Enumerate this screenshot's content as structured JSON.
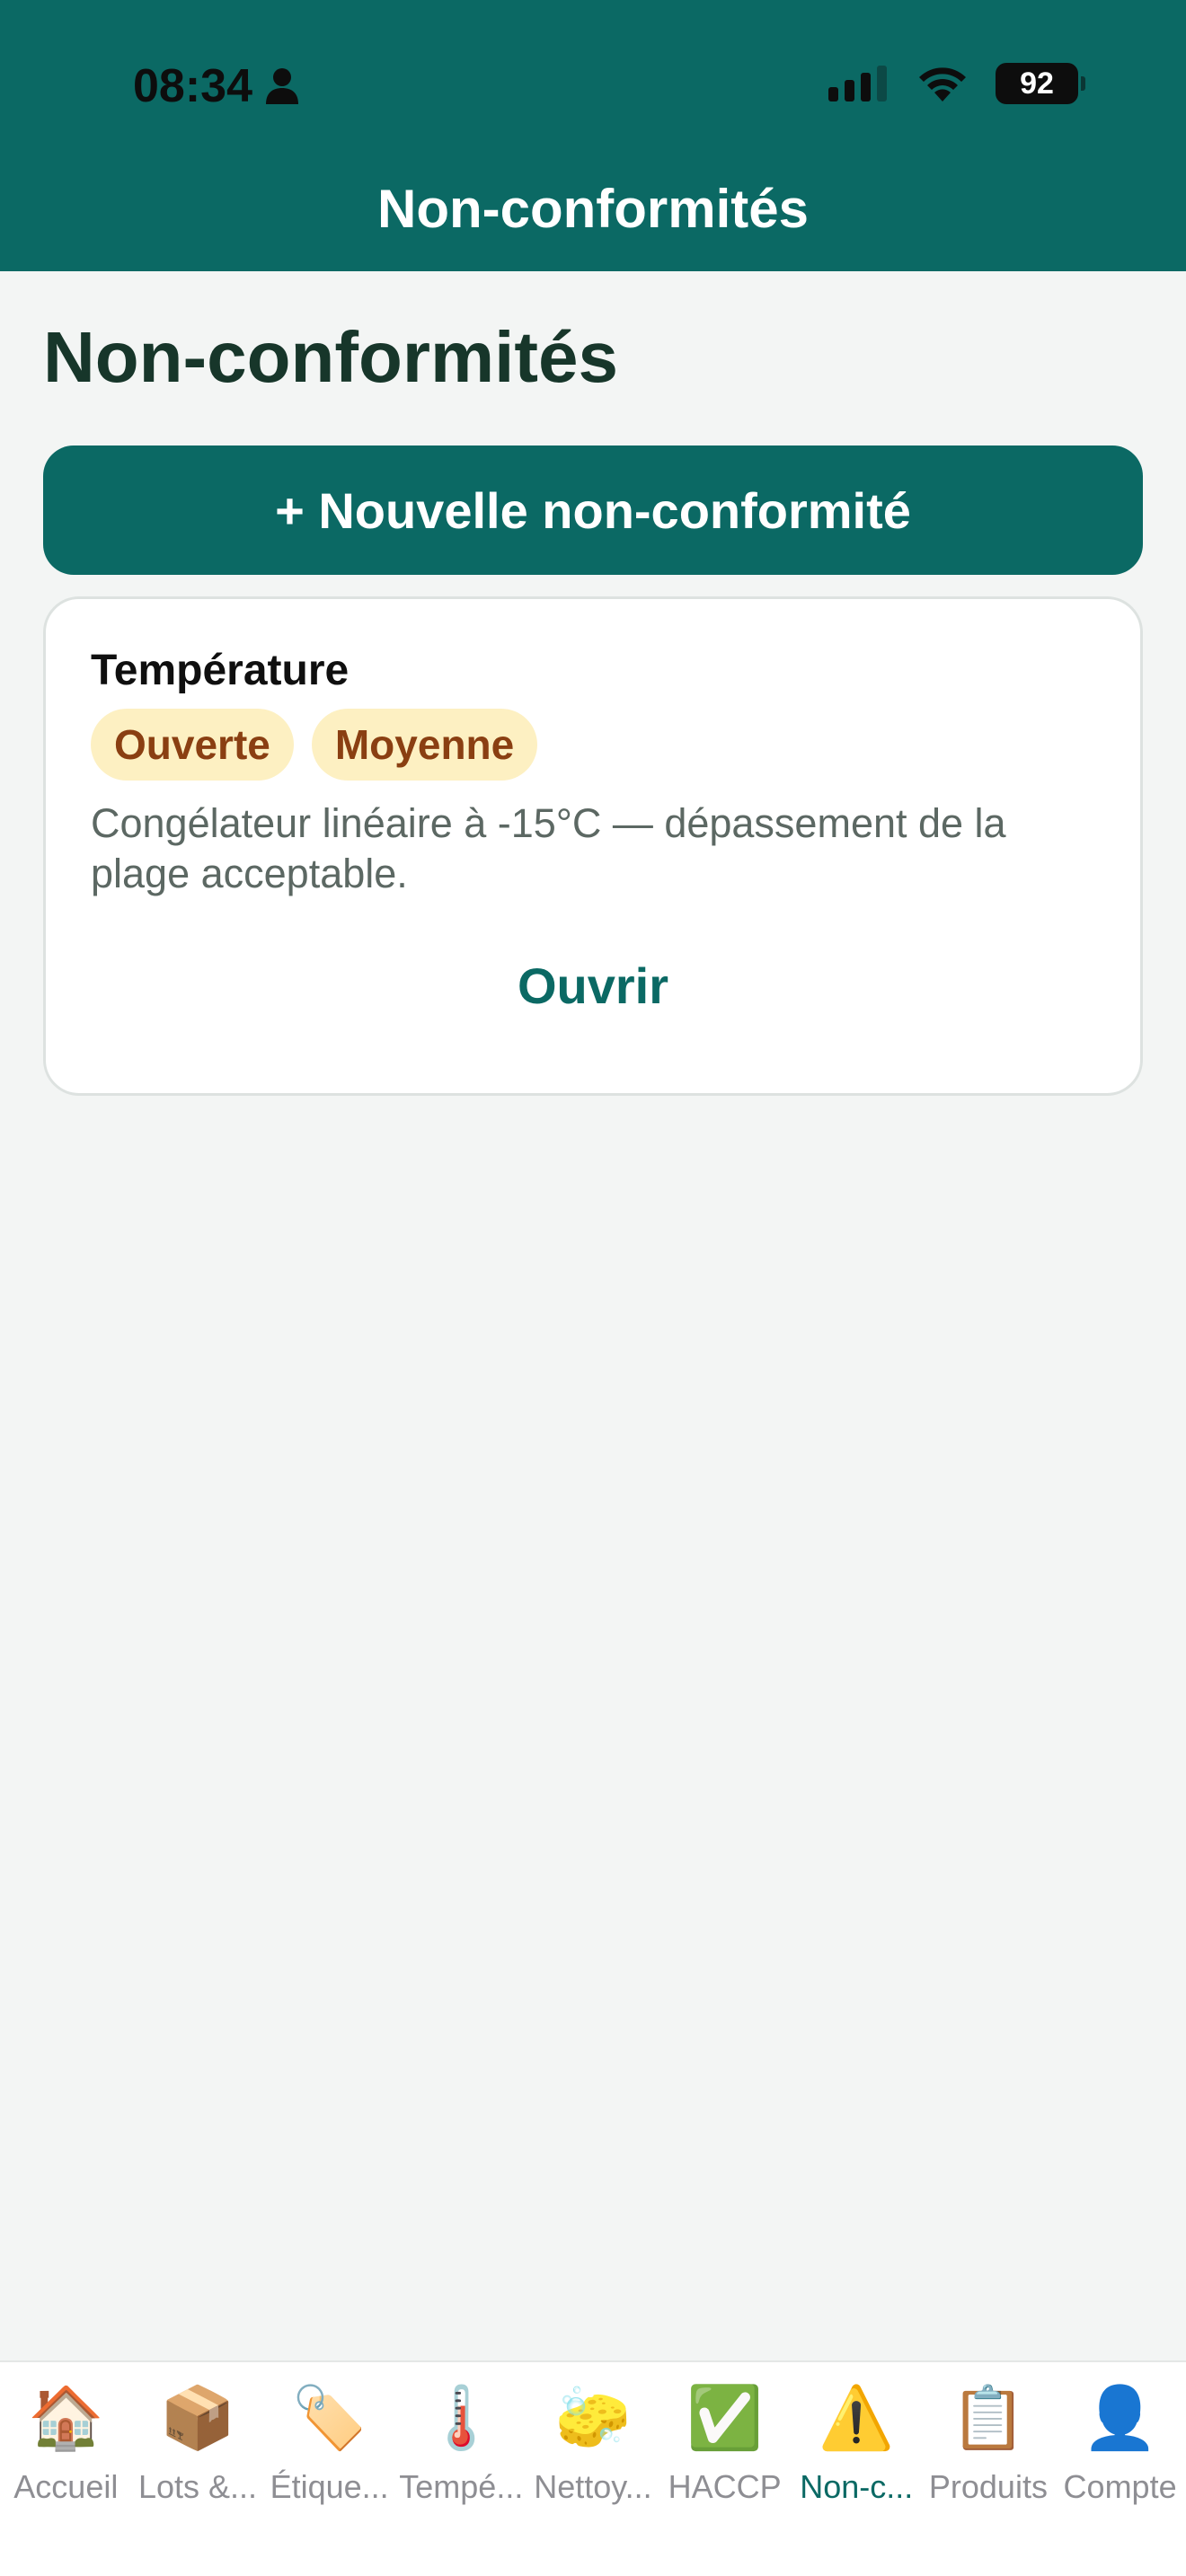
{
  "status_bar": {
    "time": "08:34",
    "battery": "92"
  },
  "header": {
    "title": "Non-conformités"
  },
  "page": {
    "title": "Non-conformités",
    "new_button_label": "+ Nouvelle non-conformité"
  },
  "card": {
    "title": "Température",
    "badges": [
      "Ouverte",
      "Moyenne"
    ],
    "description": "Congélateur linéaire à -15°C — dépassement de la plage acceptable.",
    "action_label": "Ouvrir"
  },
  "tabbar": {
    "items": [
      {
        "label": "Accueil",
        "icon": "🏠",
        "icon_name": "house-icon"
      },
      {
        "label": "Lots &...",
        "icon": "📦",
        "icon_name": "package-icon"
      },
      {
        "label": "Étique...",
        "icon": "🏷️",
        "icon_name": "label-tag-icon"
      },
      {
        "label": "Tempé...",
        "icon": "🌡️",
        "icon_name": "thermometer-icon"
      },
      {
        "label": "Nettoy...",
        "icon": "🧽",
        "icon_name": "sponge-icon"
      },
      {
        "label": "HACCP",
        "icon": "✅",
        "icon_name": "check-mark-icon"
      },
      {
        "label": "Non-c...",
        "icon": "⚠️",
        "icon_name": "warning-icon",
        "active": true
      },
      {
        "label": "Produits",
        "icon": "📋",
        "icon_name": "clipboard-icon"
      },
      {
        "label": "Compte",
        "icon": "👤",
        "icon_name": "user-icon"
      }
    ]
  },
  "colors": {
    "primary": "#0b6964",
    "background": "#f3f5f4",
    "badge_bg": "#fdf0c2",
    "badge_text": "#8a3f12",
    "title_text": "#17362a"
  }
}
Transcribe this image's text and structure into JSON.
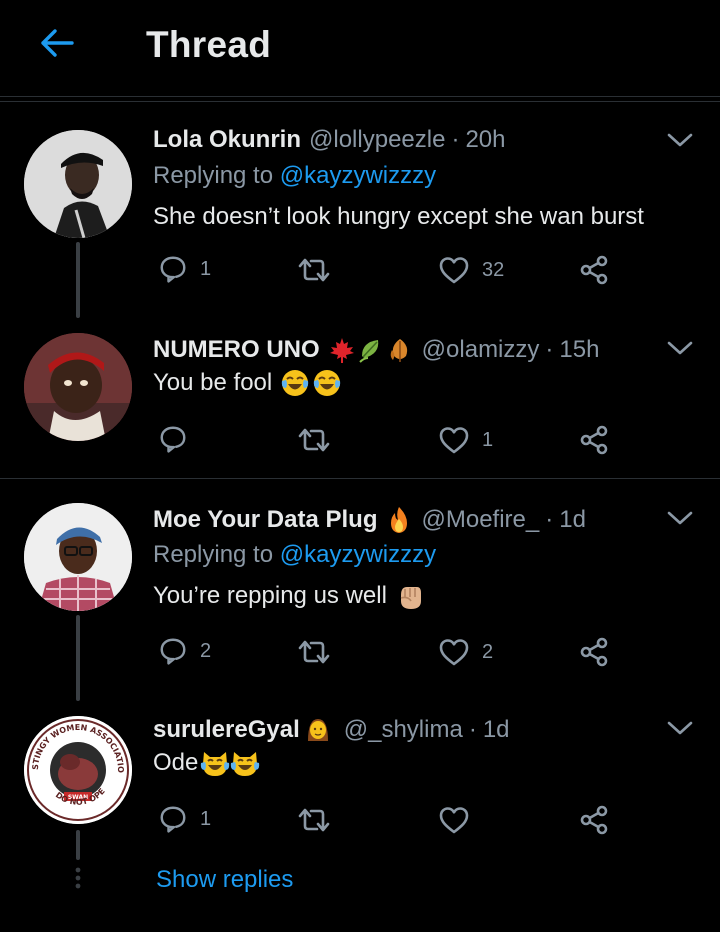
{
  "header": {
    "title": "Thread",
    "back_icon": "arrow-left-icon"
  },
  "colors": {
    "accent": "#1d9bf0",
    "muted": "#8b98a5",
    "text": "#e7e9ea",
    "background": "#000000"
  },
  "tweets": [
    {
      "name": "Lola Okunrin",
      "handle": "@lollypeezle",
      "dot": "·",
      "time": "20h",
      "replying_prefix": "Replying to",
      "replying_to": "@kayzywizzzy",
      "text": "She doesn’t look hungry except she wan burst",
      "replies": "1",
      "retweets": "",
      "likes": "32"
    },
    {
      "name": "NUMERO UNO",
      "name_emojis": [
        "maple-leaf",
        "leaf-fluttering",
        "fallen-leaf"
      ],
      "handle": "@olamizzy",
      "dot": "·",
      "time": "15h",
      "text": "You be fool",
      "text_emojis": [
        "face-with-tears-of-joy",
        "face-with-tears-of-joy"
      ],
      "replies": "",
      "retweets": "",
      "likes": "1"
    },
    {
      "name": "Moe Your Data Plug",
      "name_emojis": [
        "fire"
      ],
      "handle": "@Moefire_",
      "dot": "·",
      "time": "1d",
      "replying_prefix": "Replying to",
      "replying_to": "@kayzywizzzy",
      "text": "You’re repping us well",
      "text_emojis": [
        "raised-fist"
      ],
      "replies": "2",
      "retweets": "",
      "likes": "2"
    },
    {
      "name": "surulereGyal",
      "name_emojis": [
        "woman"
      ],
      "handle": "@_shylima",
      "dot": "·",
      "time": "1d",
      "text": "Ode",
      "text_emojis": [
        "grinning-cat-with-tears-of-joy",
        "grinning-cat-with-tears-of-joy"
      ],
      "replies": "1",
      "retweets": "",
      "likes": "",
      "avatar_text": {
        "top": "STINGY WOMEN ASSOCIATION OF NIGERIA",
        "middle": "SWAN",
        "bottom": "DO NOT OPEN"
      }
    }
  ],
  "show_replies": "Show replies"
}
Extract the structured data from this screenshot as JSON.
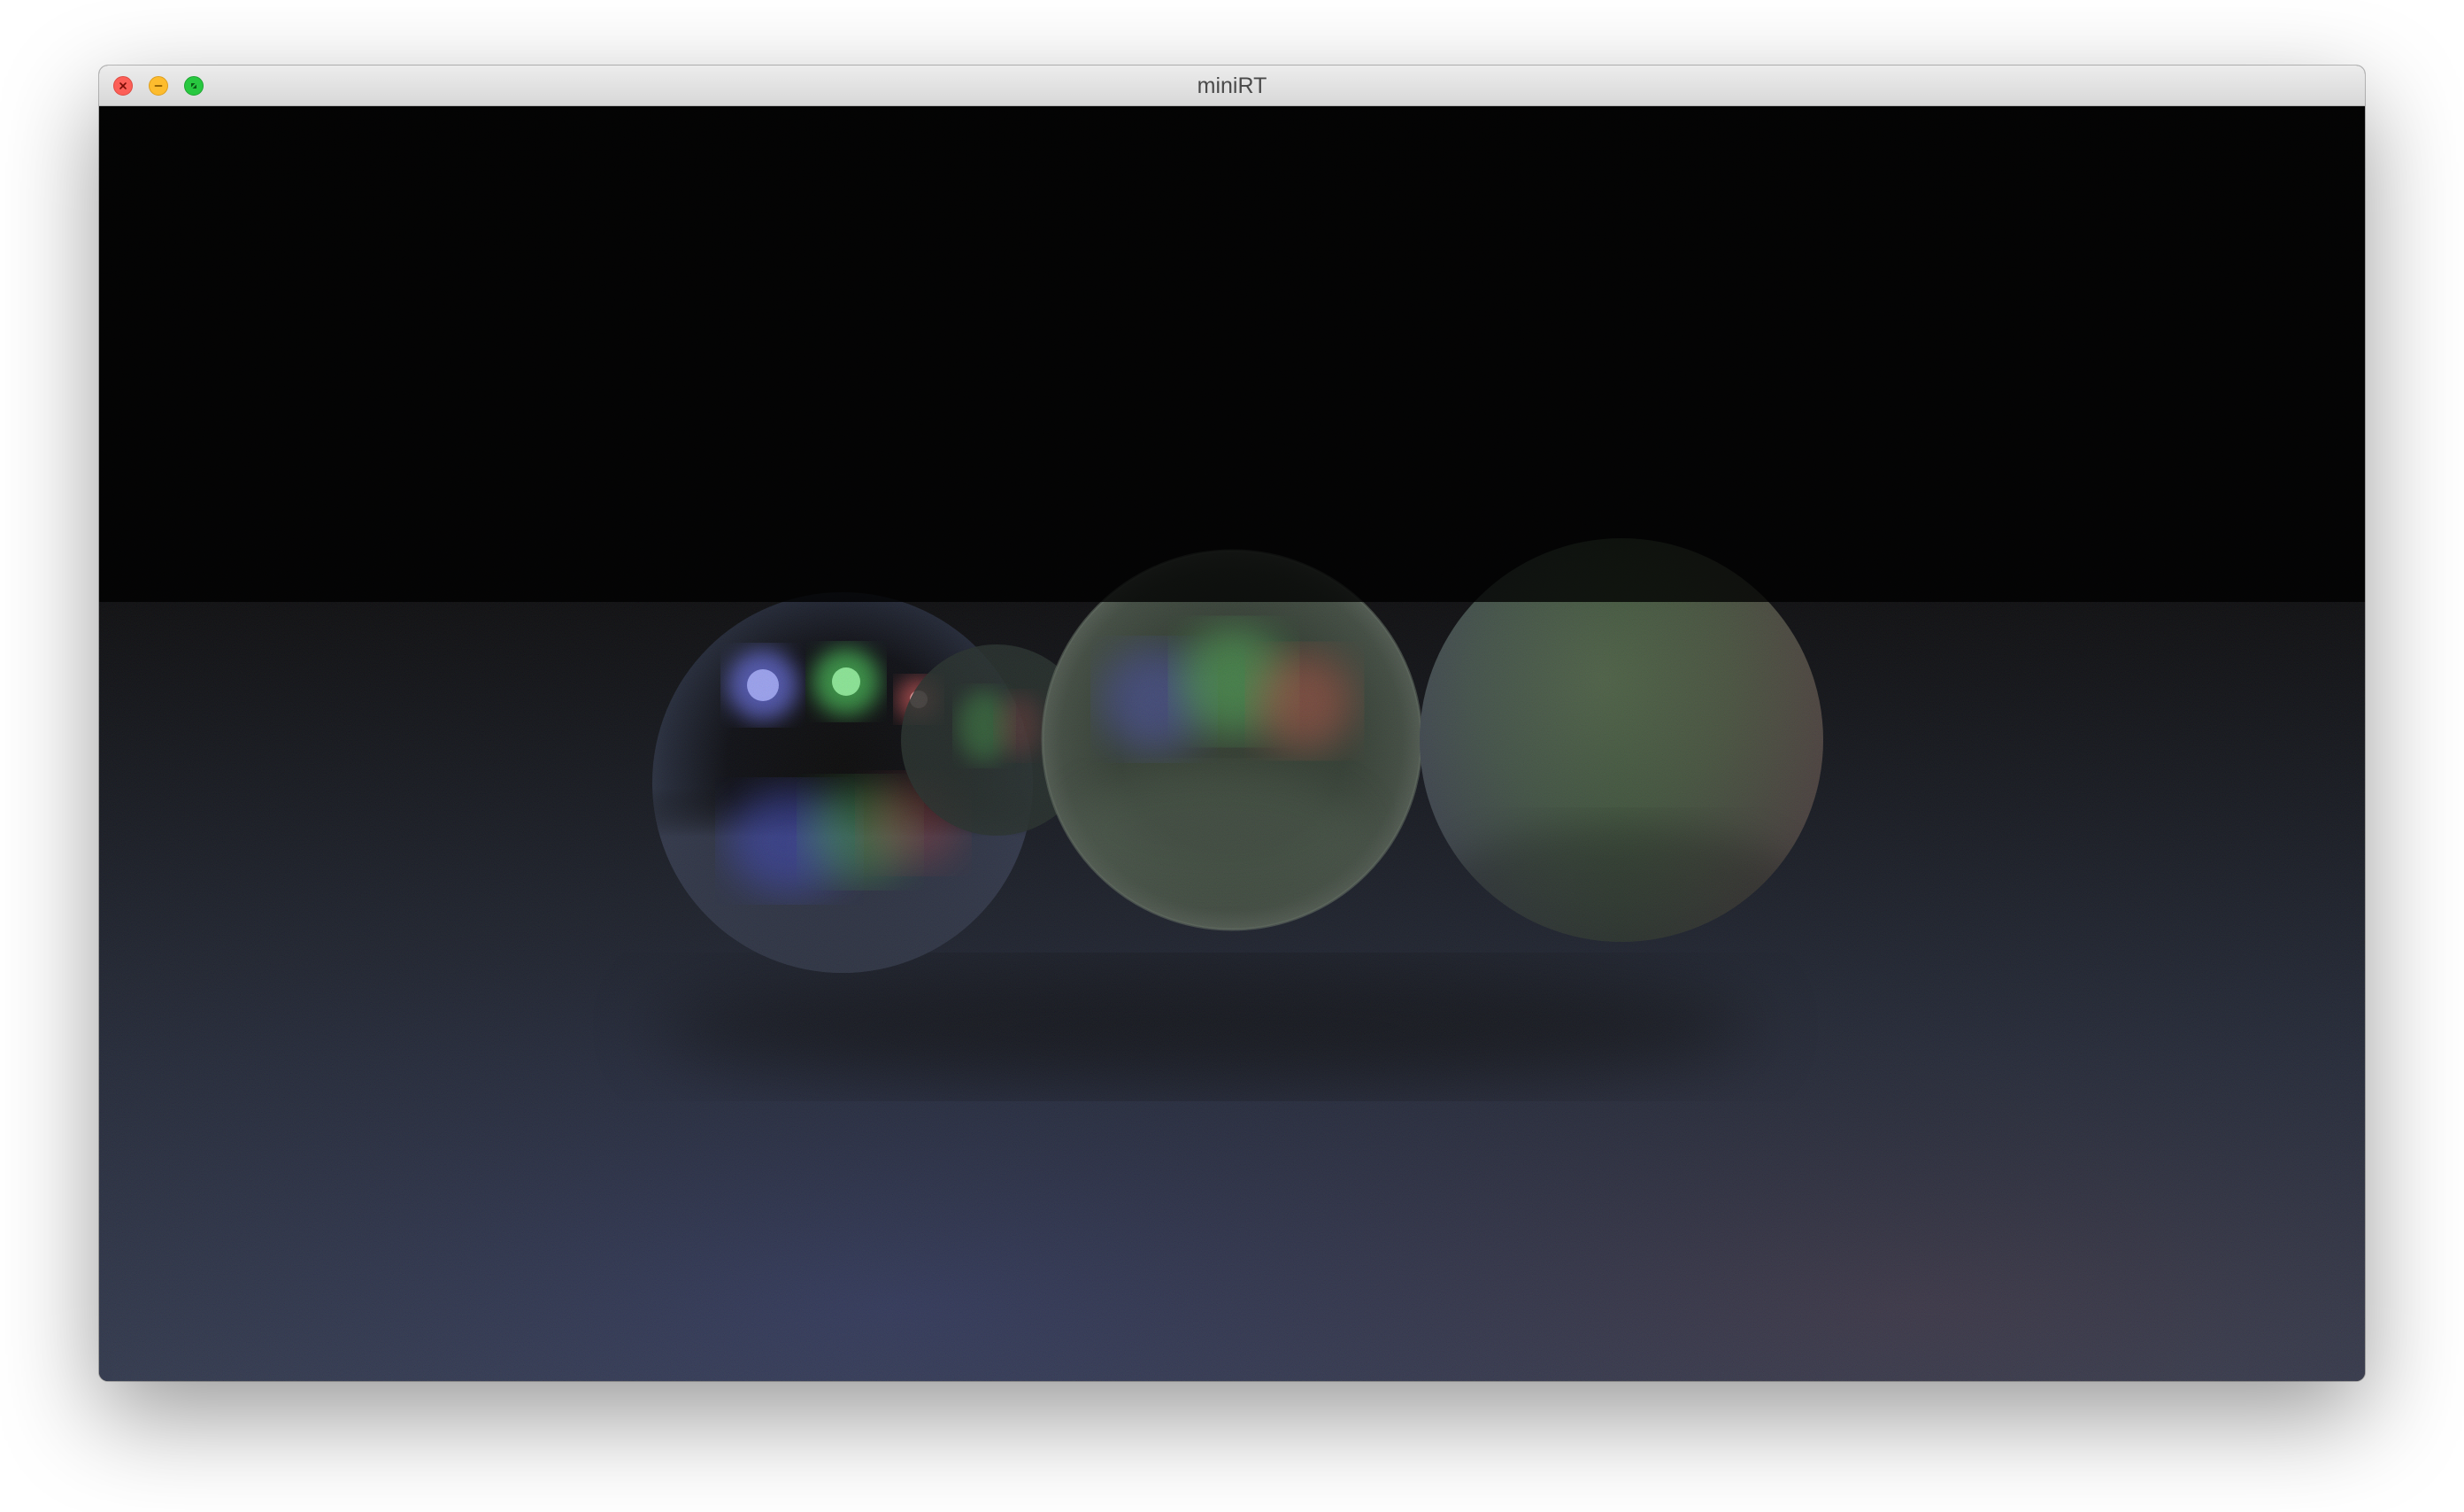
{
  "window": {
    "title": "miniRT"
  },
  "controls": {
    "close": "close-icon",
    "minimize": "minimize-icon",
    "maximize": "fullscreen-icon"
  },
  "scene": {
    "background": "#000000",
    "floor_color": "#2c3448",
    "light_colors": [
      "#6f78ff",
      "#57ff6a",
      "#ff6262"
    ]
  }
}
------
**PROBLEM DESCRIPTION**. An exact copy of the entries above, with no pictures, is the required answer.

**RESPONSE FOR THIS EXERCISE**.
Enumerate this screenshot's content as structured JSON.
{
  "status_bar": {
    "time": "08:34",
    "battery": "92"
  },
  "header": {
    "title": "Non-conformités"
  },
  "page": {
    "title": "Non-conformités",
    "new_button_label": "+ Nouvelle non-conformité"
  },
  "card": {
    "title": "Température",
    "badges": [
      "Ouverte",
      "Moyenne"
    ],
    "description": "Congélateur linéaire à -15°C — dépassement de la plage acceptable.",
    "action_label": "Ouvrir"
  },
  "tabbar": {
    "items": [
      {
        "label": "Accueil",
        "icon": "🏠",
        "icon_name": "house-icon"
      },
      {
        "label": "Lots &...",
        "icon": "📦",
        "icon_name": "package-icon"
      },
      {
        "label": "Étique...",
        "icon": "🏷️",
        "icon_name": "label-tag-icon"
      },
      {
        "label": "Tempé...",
        "icon": "🌡️",
        "icon_name": "thermometer-icon"
      },
      {
        "label": "Nettoy...",
        "icon": "🧽",
        "icon_name": "sponge-icon"
      },
      {
        "label": "HACCP",
        "icon": "✅",
        "icon_name": "check-mark-icon"
      },
      {
        "label": "Non-c...",
        "icon": "⚠️",
        "icon_name": "warning-icon",
        "active": true
      },
      {
        "label": "Produits",
        "icon": "📋",
        "icon_name": "clipboard-icon"
      },
      {
        "label": "Compte",
        "icon": "👤",
        "icon_name": "user-icon"
      }
    ]
  },
  "colors": {
    "primary": "#0b6964",
    "background": "#f3f5f4",
    "badge_bg": "#fdf0c2",
    "badge_text": "#8a3f12",
    "title_text": "#17362a"
  }
}
Transcribe this image's text and structure into JSON.
{
  "header": {
    "title": "Thread",
    "back_icon": "arrow-left-icon"
  },
  "colors": {
    "accent": "#1d9bf0",
    "muted": "#8b98a5",
    "text": "#e7e9ea",
    "background": "#000000"
  },
  "tweets": [
    {
      "name": "Lola Okunrin",
      "handle": "@lollypeezle",
      "dot": "·",
      "time": "20h",
      "replying_prefix": "Replying to",
      "replying_to": "@kayzywizzzy",
      "text": "She doesn’t look hungry except she wan burst",
      "replies": "1",
      "retweets": "",
      "likes": "32"
    },
    {
      "name": "NUMERO UNO",
      "name_emojis": [
        "maple-leaf",
        "leaf-fluttering",
        "fallen-leaf"
      ],
      "handle": "@olamizzy",
      "dot": "·",
      "time": "15h",
      "text": "You be fool",
      "text_emojis": [
        "face-with-tears-of-joy",
        "face-with-tears-of-joy"
      ],
      "replies": "",
      "retweets": "",
      "likes": "1"
    },
    {
      "name": "Moe Your Data Plug",
      "name_emojis": [
        "fire"
      ],
      "handle": "@Moefire_",
      "dot": "·",
      "time": "1d",
      "replying_prefix": "Replying to",
      "replying_to": "@kayzywizzzy",
      "text": "You’re repping us well",
      "text_emojis": [
        "raised-fist"
      ],
      "replies": "2",
      "retweets": "",
      "likes": "2"
    },
    {
      "name": "surulereGyal",
      "name_emojis": [
        "woman"
      ],
      "handle": "@_shylima",
      "dot": "·",
      "time": "1d",
      "text": "Ode",
      "text_emojis": [
        "grinning-cat-with-tears-of-joy",
        "grinning-cat-with-tears-of-joy"
      ],
      "replies": "1",
      "retweets": "",
      "likes": "",
      "avatar_text": {
        "top": "STINGY WOMEN ASSOCIATION OF NIGERIA",
        "middle": "SWAN",
        "bottom": "DO NOT OPEN"
      }
    }
  ],
  "show_replies": "Show replies"
}
Extract the structured data from this screenshot as JSON.
{
  "window": {
    "title": "miniRT"
  },
  "controls": {
    "close": "close-icon",
    "minimize": "minimize-icon",
    "maximize": "fullscreen-icon"
  },
  "scene": {
    "background": "#000000",
    "floor_color": "#2c3448",
    "light_colors": [
      "#6f78ff",
      "#57ff6a",
      "#ff6262"
    ]
  }
}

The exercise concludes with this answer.